For more information on loan repayment plans, click here.

Public Service Loan Forgiveness is available to federal student loan borrowers who work in certain types of ‘public service’ jobs. When you make each of those payments, you must be working at a qualifying public service organization. Qualifying employment is any employment with a federal, state, or local government agency, entity, or organization or a non-profit organization that has been designated as tax-exempt by the Internal Revenue Service (IRS) under Section 501(c)(3) of the Internal Revenue Code (IRC). It may forgive remaining debt after 10 years of eligible employment and qualifying loans. During those years the Income-Based Repayment (IBR) plan can help keep your loan payments affordable. Click here for further details.

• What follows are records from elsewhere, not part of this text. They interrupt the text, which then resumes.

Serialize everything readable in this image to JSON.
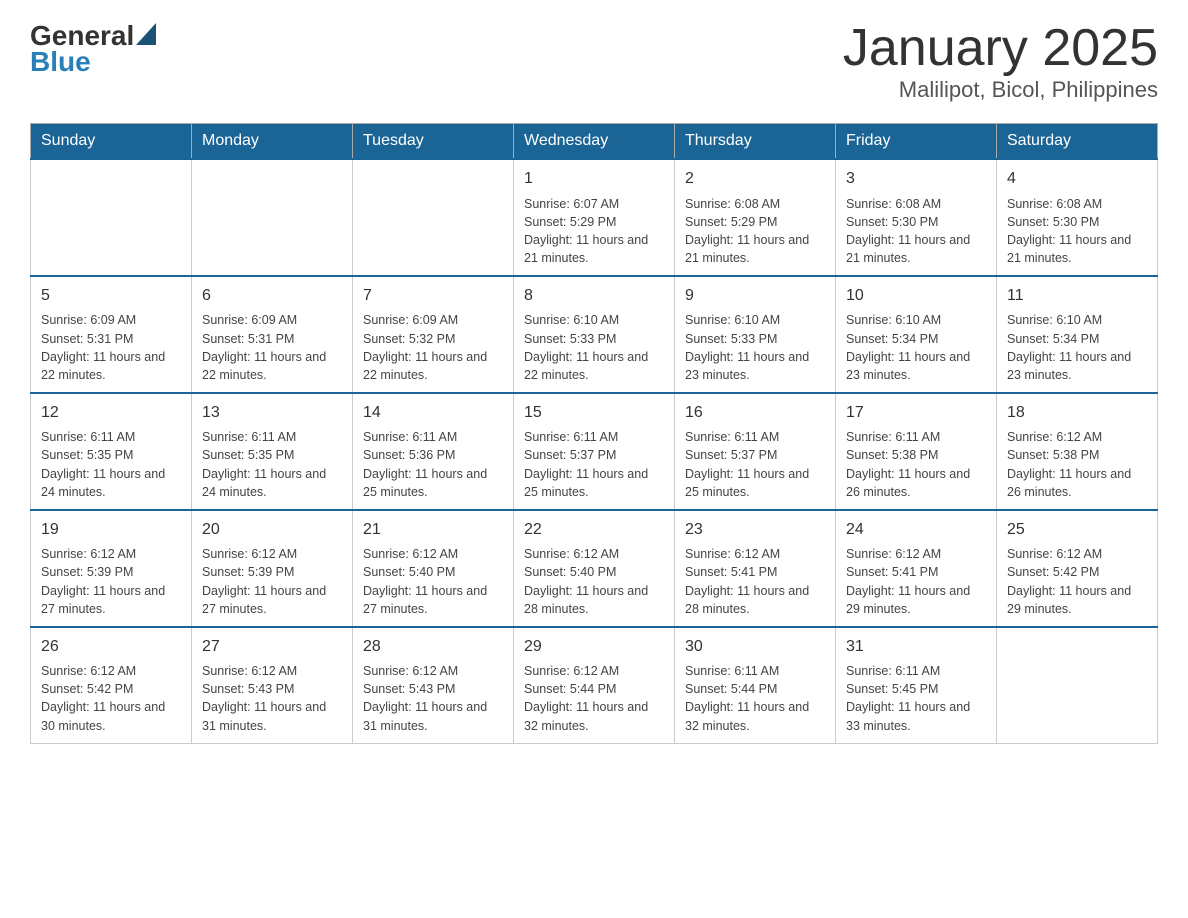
{
  "logo": {
    "text_general": "General",
    "text_blue": "Blue"
  },
  "title": "January 2025",
  "subtitle": "Malilipot, Bicol, Philippines",
  "days_of_week": [
    "Sunday",
    "Monday",
    "Tuesday",
    "Wednesday",
    "Thursday",
    "Friday",
    "Saturday"
  ],
  "weeks": [
    {
      "days": [
        {
          "number": "",
          "info": ""
        },
        {
          "number": "",
          "info": ""
        },
        {
          "number": "",
          "info": ""
        },
        {
          "number": "1",
          "info": "Sunrise: 6:07 AM\nSunset: 5:29 PM\nDaylight: 11 hours and 21 minutes."
        },
        {
          "number": "2",
          "info": "Sunrise: 6:08 AM\nSunset: 5:29 PM\nDaylight: 11 hours and 21 minutes."
        },
        {
          "number": "3",
          "info": "Sunrise: 6:08 AM\nSunset: 5:30 PM\nDaylight: 11 hours and 21 minutes."
        },
        {
          "number": "4",
          "info": "Sunrise: 6:08 AM\nSunset: 5:30 PM\nDaylight: 11 hours and 21 minutes."
        }
      ]
    },
    {
      "days": [
        {
          "number": "5",
          "info": "Sunrise: 6:09 AM\nSunset: 5:31 PM\nDaylight: 11 hours and 22 minutes."
        },
        {
          "number": "6",
          "info": "Sunrise: 6:09 AM\nSunset: 5:31 PM\nDaylight: 11 hours and 22 minutes."
        },
        {
          "number": "7",
          "info": "Sunrise: 6:09 AM\nSunset: 5:32 PM\nDaylight: 11 hours and 22 minutes."
        },
        {
          "number": "8",
          "info": "Sunrise: 6:10 AM\nSunset: 5:33 PM\nDaylight: 11 hours and 22 minutes."
        },
        {
          "number": "9",
          "info": "Sunrise: 6:10 AM\nSunset: 5:33 PM\nDaylight: 11 hours and 23 minutes."
        },
        {
          "number": "10",
          "info": "Sunrise: 6:10 AM\nSunset: 5:34 PM\nDaylight: 11 hours and 23 minutes."
        },
        {
          "number": "11",
          "info": "Sunrise: 6:10 AM\nSunset: 5:34 PM\nDaylight: 11 hours and 23 minutes."
        }
      ]
    },
    {
      "days": [
        {
          "number": "12",
          "info": "Sunrise: 6:11 AM\nSunset: 5:35 PM\nDaylight: 11 hours and 24 minutes."
        },
        {
          "number": "13",
          "info": "Sunrise: 6:11 AM\nSunset: 5:35 PM\nDaylight: 11 hours and 24 minutes."
        },
        {
          "number": "14",
          "info": "Sunrise: 6:11 AM\nSunset: 5:36 PM\nDaylight: 11 hours and 25 minutes."
        },
        {
          "number": "15",
          "info": "Sunrise: 6:11 AM\nSunset: 5:37 PM\nDaylight: 11 hours and 25 minutes."
        },
        {
          "number": "16",
          "info": "Sunrise: 6:11 AM\nSunset: 5:37 PM\nDaylight: 11 hours and 25 minutes."
        },
        {
          "number": "17",
          "info": "Sunrise: 6:11 AM\nSunset: 5:38 PM\nDaylight: 11 hours and 26 minutes."
        },
        {
          "number": "18",
          "info": "Sunrise: 6:12 AM\nSunset: 5:38 PM\nDaylight: 11 hours and 26 minutes."
        }
      ]
    },
    {
      "days": [
        {
          "number": "19",
          "info": "Sunrise: 6:12 AM\nSunset: 5:39 PM\nDaylight: 11 hours and 27 minutes."
        },
        {
          "number": "20",
          "info": "Sunrise: 6:12 AM\nSunset: 5:39 PM\nDaylight: 11 hours and 27 minutes."
        },
        {
          "number": "21",
          "info": "Sunrise: 6:12 AM\nSunset: 5:40 PM\nDaylight: 11 hours and 27 minutes."
        },
        {
          "number": "22",
          "info": "Sunrise: 6:12 AM\nSunset: 5:40 PM\nDaylight: 11 hours and 28 minutes."
        },
        {
          "number": "23",
          "info": "Sunrise: 6:12 AM\nSunset: 5:41 PM\nDaylight: 11 hours and 28 minutes."
        },
        {
          "number": "24",
          "info": "Sunrise: 6:12 AM\nSunset: 5:41 PM\nDaylight: 11 hours and 29 minutes."
        },
        {
          "number": "25",
          "info": "Sunrise: 6:12 AM\nSunset: 5:42 PM\nDaylight: 11 hours and 29 minutes."
        }
      ]
    },
    {
      "days": [
        {
          "number": "26",
          "info": "Sunrise: 6:12 AM\nSunset: 5:42 PM\nDaylight: 11 hours and 30 minutes."
        },
        {
          "number": "27",
          "info": "Sunrise: 6:12 AM\nSunset: 5:43 PM\nDaylight: 11 hours and 31 minutes."
        },
        {
          "number": "28",
          "info": "Sunrise: 6:12 AM\nSunset: 5:43 PM\nDaylight: 11 hours and 31 minutes."
        },
        {
          "number": "29",
          "info": "Sunrise: 6:12 AM\nSunset: 5:44 PM\nDaylight: 11 hours and 32 minutes."
        },
        {
          "number": "30",
          "info": "Sunrise: 6:11 AM\nSunset: 5:44 PM\nDaylight: 11 hours and 32 minutes."
        },
        {
          "number": "31",
          "info": "Sunrise: 6:11 AM\nSunset: 5:45 PM\nDaylight: 11 hours and 33 minutes."
        },
        {
          "number": "",
          "info": ""
        }
      ]
    }
  ]
}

How do you file a FAFSA?
The fastest and easiest way to file a FAFSA is online at which is available annually on January 1 for the upcoming academic year. If you are filing online and are required to submit parent information, you and your parent must each sign the form electronically using your own FSA ID (available at Independent students should simply list their own information and own FSA ID.

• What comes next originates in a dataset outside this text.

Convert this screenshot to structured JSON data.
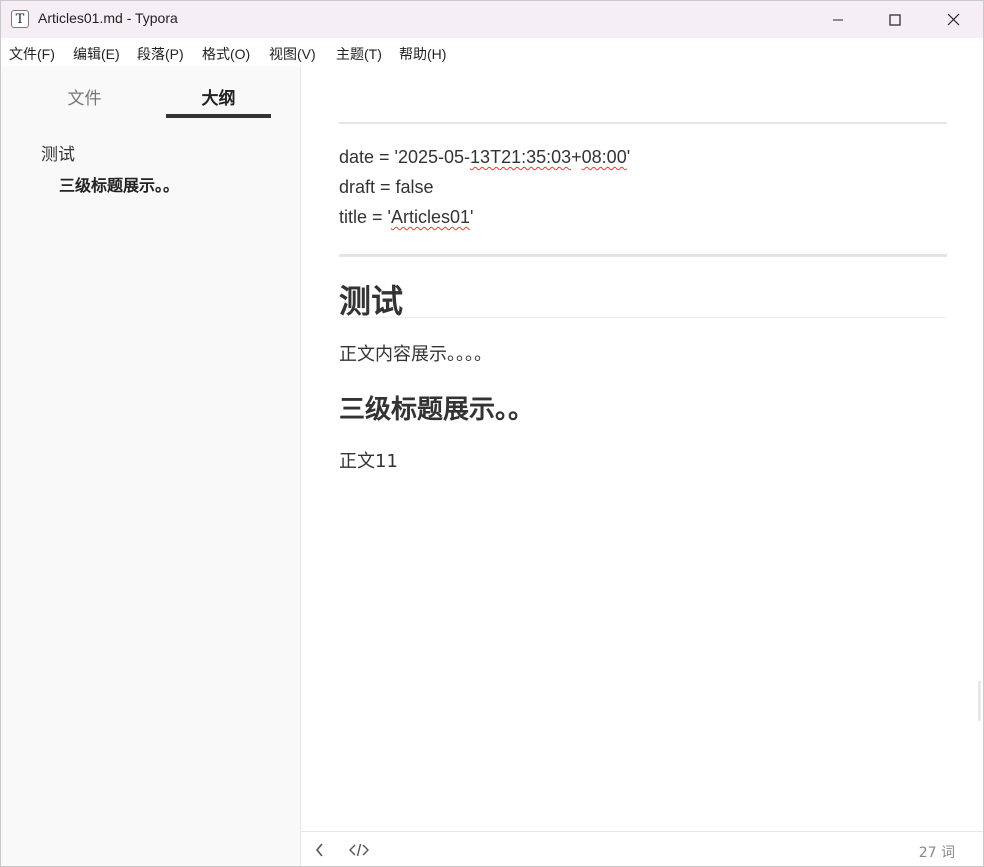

What happens next after submitting the FAFSA?
If you are selected for Verification, you must complete the Verification Form Worksheet and submit copies of your and your parent’s IRS Tax Returns Transcript (if dependent) or go back to the FAFSA and use the IRS Data Retrieval Tool. Written notification of scholarship awards and financial aid eligibility will be emailed beginning in the spring for students whose files are complete by the priority date (last Friday in February) and then on a rolling basis based on the received dated of the FAFSA data. Then, you must sign and return one copy of the award letter indicating the amount of financial aid you wish to receive.

Do I need to file my taxes before completing the FAFSA?
No. If you have not completed your tax returns by the FAFSA priority deadlines, you can use estimates to submit the FAFSA. It is better to use estimated financial information than to miss the deadlines. Once the IRS filing date has passed, it’s best to use the completed tax information.

When will I receive my financial aid?
Financial aid and scholarships will be credited to the student’s account at the beginning of the term or as funds are received, whichever is later. All proceeds received by the School are disbursed within 3 days.

When will I get a refund check?
If the amount of aid exceeds the amount billed, the student will be notified of a refund check by the Business Office within ten days. Students are asked to pick up and cash the refund check as soon as possible, preferably within a week. The Business Office will return any unclaimed checks to the Department of Education after the final notification.

What is Longy’s FAFSA school code?
Longy’s school code is 021430 and the school is listed as Bard College-Longy School of Music.

What are the important dates in the financial aid process?

  • December 1: Early Action admissions application deadline
  • January 1:  FAFSA is available online for the upcoming academic year
  • January 5: Regular Action admissions application deadline
  • Last week of February:  Priority FAFSA deadline
  • April 10:  Continuing student deadline to submit the “Scholarship Renewal Form

When will students receive notification of their financial aid award?
Admitted applicants whose financial aid paperwork is complete will be emailed a letter containing information about their award beginning in March. Award letters are emailed on a rolling basis to returning students whose files are complete after the priority date. Students are responsible for maintaining updated email address with Information Systems and Academic Affairs and checking their Longy email correspondence on a regular basis.

Additional Resources